— EXERCISE DATA —
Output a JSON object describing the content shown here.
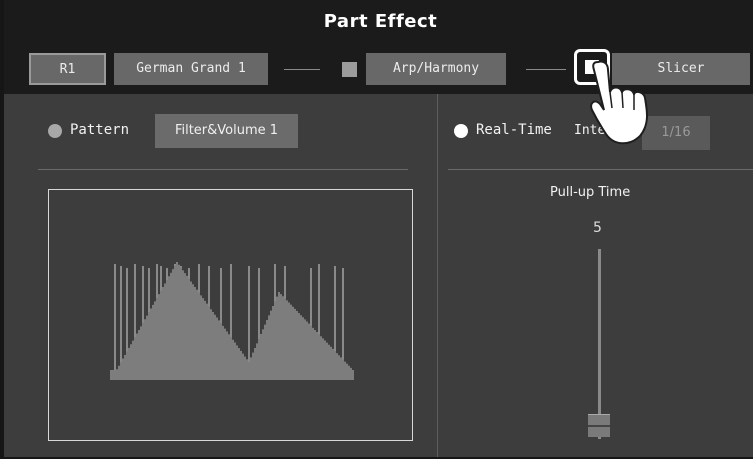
{
  "header": {
    "title": "Part Effect"
  },
  "toolbar": {
    "part": "R1",
    "voice": "German Grand 1",
    "arp": "Arp/Harmony",
    "slicer": "Slicer"
  },
  "left": {
    "pattern_label": "Pattern",
    "pattern_value": "Filter&Volume 1"
  },
  "right": {
    "realtime_label": "Real-Time",
    "interval_label": "Interv",
    "interval_value": "1/16",
    "pullup_label": "Pull-up Time",
    "pullup_value": "5",
    "pullup_slider_level": 0.05
  },
  "colors": {
    "accent_white": "#ffffff",
    "radio_inactive": "#a8a8a8",
    "panel_bg": "#3d3d3d",
    "bar_bg": "#1b1b1b"
  },
  "icons": [
    "hand-pointer-icon",
    "toggle-square-icon"
  ]
}
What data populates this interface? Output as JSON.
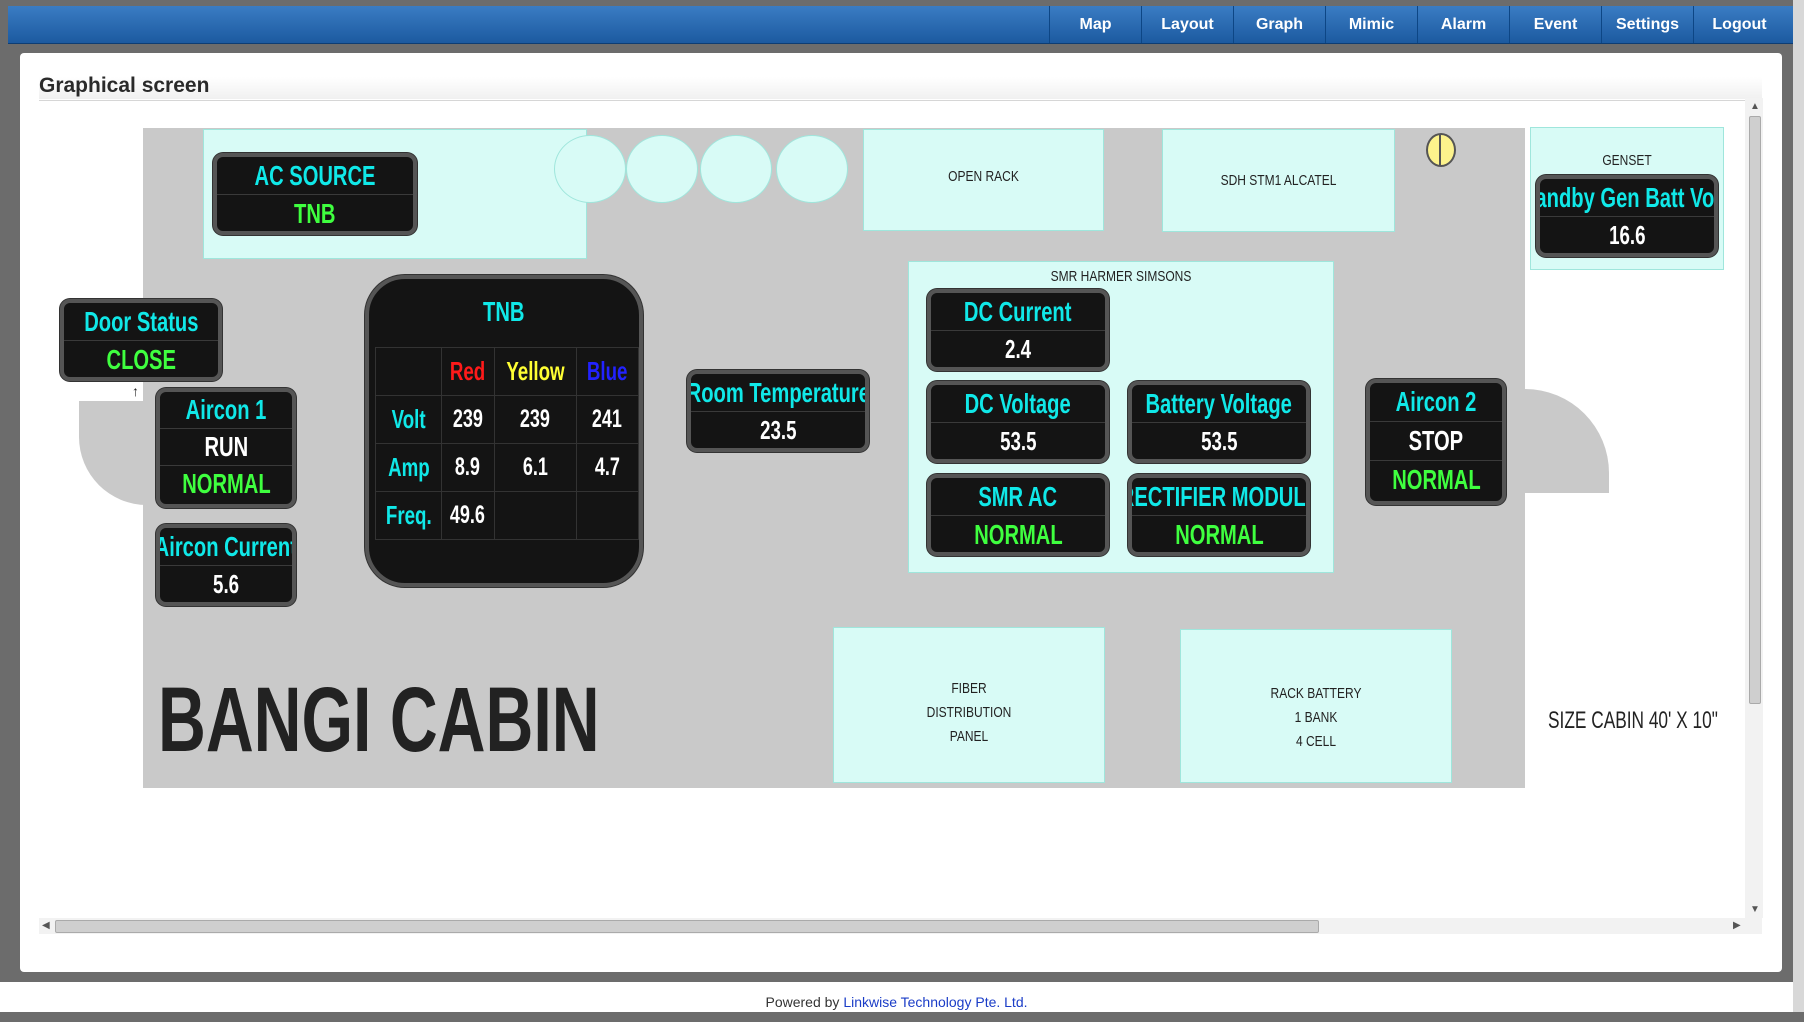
{
  "nav": {
    "items": [
      "Map",
      "Layout",
      "Graph",
      "Mimic",
      "Alarm",
      "Event",
      "Settings",
      "Logout"
    ]
  },
  "page": {
    "title": "Graphical screen"
  },
  "areas": {
    "open_rack": "OPEN RACK",
    "sdh": "SDH STM1 ALCATEL",
    "genset": "GENSET",
    "smr": "SMR HARMER SIMSONS",
    "fiber": [
      "FIBER",
      "DISTRIBUTION",
      "PANEL"
    ],
    "battery": [
      "RACK BATTERY",
      "1 BANK",
      "4 CELL"
    ]
  },
  "widgets": {
    "ac_source": {
      "label": "AC SOURCE",
      "value": "TNB"
    },
    "door_status": {
      "label": "Door Status",
      "value": "CLOSE"
    },
    "aircon1": {
      "label": "Aircon 1",
      "state": "RUN",
      "status": "NORMAL"
    },
    "aircon_current": {
      "label": "Aircon Current",
      "value": "5.6"
    },
    "room_temp": {
      "label": "Room Temperature",
      "value": "23.5"
    },
    "dc_current": {
      "label": "DC Current",
      "value": "2.4"
    },
    "dc_voltage": {
      "label": "DC Voltage",
      "value": "53.5"
    },
    "battery_voltage": {
      "label": "Battery Voltage",
      "value": "53.5"
    },
    "smr_ac": {
      "label": "SMR AC",
      "value": "NORMAL"
    },
    "rectifier": {
      "label": "RECTIFIER MODULE",
      "value": "NORMAL"
    },
    "aircon2": {
      "label": "Aircon 2",
      "state": "STOP",
      "status": "NORMAL"
    },
    "standby_gen": {
      "label": "Standby Gen Batt Volts",
      "value": "16.6"
    }
  },
  "tnb": {
    "title": "TNB",
    "phases": [
      "Red",
      "Yellow",
      "Blue"
    ],
    "phase_colors": [
      "#ff1a1a",
      "#ffff33",
      "#2222ff"
    ],
    "rows": [
      {
        "label": "Volt",
        "values": [
          "239",
          "239",
          "241"
        ]
      },
      {
        "label": "Amp",
        "values": [
          "8.9",
          "6.1",
          "4.7"
        ]
      },
      {
        "label": "Freq.",
        "values": [
          "49.6",
          "",
          ""
        ]
      }
    ]
  },
  "site": {
    "name": "BANGI CABIN",
    "size": "SIZE CABIN 40' X 10\""
  },
  "footer": {
    "prefix": "Powered by ",
    "link": "Linkwise Technology Pte. Ltd."
  }
}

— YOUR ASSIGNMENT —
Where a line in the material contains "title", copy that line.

— FINISHED TASK —
    "title": "Part Effect"
    "title": "Graphical screen"
    "title": "TNB",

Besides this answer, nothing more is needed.